Now that's the beginning of a sleep study, which is terrific because if you do that in a hospital setting it costs $3000 (reimbursed by Medicare). But if you do it at home with this device, it's essentially free, because this is a reusable device. Beyond that, you could add things, like a Band Aid that collects respiratory rate and confirms heart rate—or even potentially heart rhythm—and you could even add a brain-wave sensor. You could take it to an extreme, getting a lot of data beyond just oxygen saturation and heart rate. It would be nice to know respiratory rate.

I would be interested in your thoughts on this. I think it's a neat new addition to the iPhone. These "add-out combinations" really bring enormous potential for changing medicine as I try to advance in the creative destruction of medicine. They are just coming alive one after the other. This one awaits FDA medical approval, but it's out there and can be ordered and has some interesting potential utility in the future.

I'll be interested in your thoughts about how this can be applied to help patients to reduce costs and catch the value of oximetry.

Thanks a lot for your attention to this segment.

 
Latest in Cardiology

Authors and Disclosures

Cardiologist, Dr Eric Topol, Editor-in-chief, theheart.org and Director, Scripps Translational Science Institute, translates clinical research in cardiology to daily practice.
Comments on Medscape are moderated and should be professional in tone and on topic. You must declare any conflicts of interest related to your comments and responses. Please see our Commenting Guide for further information. We reserve the right to remove posts at our sole discretion.
Post as:

processing....
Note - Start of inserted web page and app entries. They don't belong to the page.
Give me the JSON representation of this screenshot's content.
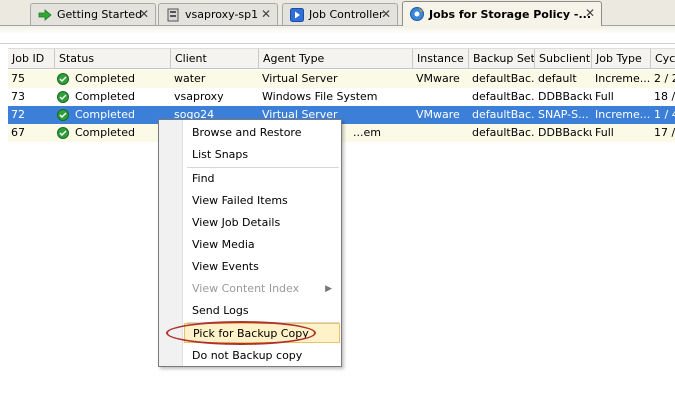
{
  "tabs": [
    {
      "label": "Getting Started",
      "icon": "green-arrow-icon"
    },
    {
      "label": "vsaproxy-sp1",
      "icon": "server-icon"
    },
    {
      "label": "Job Controller",
      "icon": "play-icon"
    },
    {
      "label": "Jobs for Storage Policy -...",
      "icon": "storage-policy-icon",
      "active": true
    }
  ],
  "close_glyph": "✕",
  "table": {
    "columns": [
      "Job ID",
      "Status",
      "Client",
      "Agent Type",
      "Instance",
      "Backup Set",
      "Subclient",
      "Job Type",
      "Cyc"
    ],
    "rows": [
      {
        "job_id": "75",
        "status": "Completed",
        "client": "water",
        "agent_type": "Virtual Server",
        "instance": "VMware",
        "backup_set": "defaultBac...",
        "subclient": "default",
        "job_type": "Increme...",
        "cycle": "2 / 2"
      },
      {
        "job_id": "73",
        "status": "Completed",
        "client": "vsaproxy",
        "agent_type": "Windows File System",
        "instance": "",
        "backup_set": "defaultBac...",
        "subclient": "DDBBackup",
        "job_type": "Full",
        "cycle": "18 /"
      },
      {
        "job_id": "72",
        "status": "Completed",
        "client": "sogo24",
        "agent_type": "Virtual Server",
        "instance": "VMware",
        "backup_set": "defaultBac...",
        "subclient": "SNAP-S...",
        "job_type": "Increme...",
        "cycle": "1 / 4",
        "selected": true
      },
      {
        "job_id": "67",
        "status": "Completed",
        "client": "",
        "agent_type": "...em",
        "instance": "",
        "backup_set": "defaultBac...",
        "subclient": "DDBBackup",
        "job_type": "Full",
        "cycle": "17 /"
      }
    ]
  },
  "context_menu": {
    "items": [
      {
        "label": "Browse and Restore"
      },
      {
        "label": "List Snaps"
      },
      {
        "label": "Find"
      },
      {
        "label": "View Failed Items"
      },
      {
        "label": "View Job Details"
      },
      {
        "label": "View Media"
      },
      {
        "label": "View Events"
      },
      {
        "label": "View Content Index",
        "disabled": true,
        "submenu": true
      },
      {
        "label": "Send Logs"
      },
      {
        "label": "Pick for Backup Copy",
        "highlighted": true
      },
      {
        "label": "Do not Backup copy"
      }
    ],
    "submenu_glyph": "▶"
  },
  "colors": {
    "selection": "#3c7fd8",
    "row_alt": "#fbfae6",
    "highlight_circle": "#b0322b",
    "status_ok": "#2f9e3a"
  }
}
All material on this website is protected by copyright, Copyright © 1994-2016 by WebMD LLC. This website also contains material copyrighted by 3rd parties.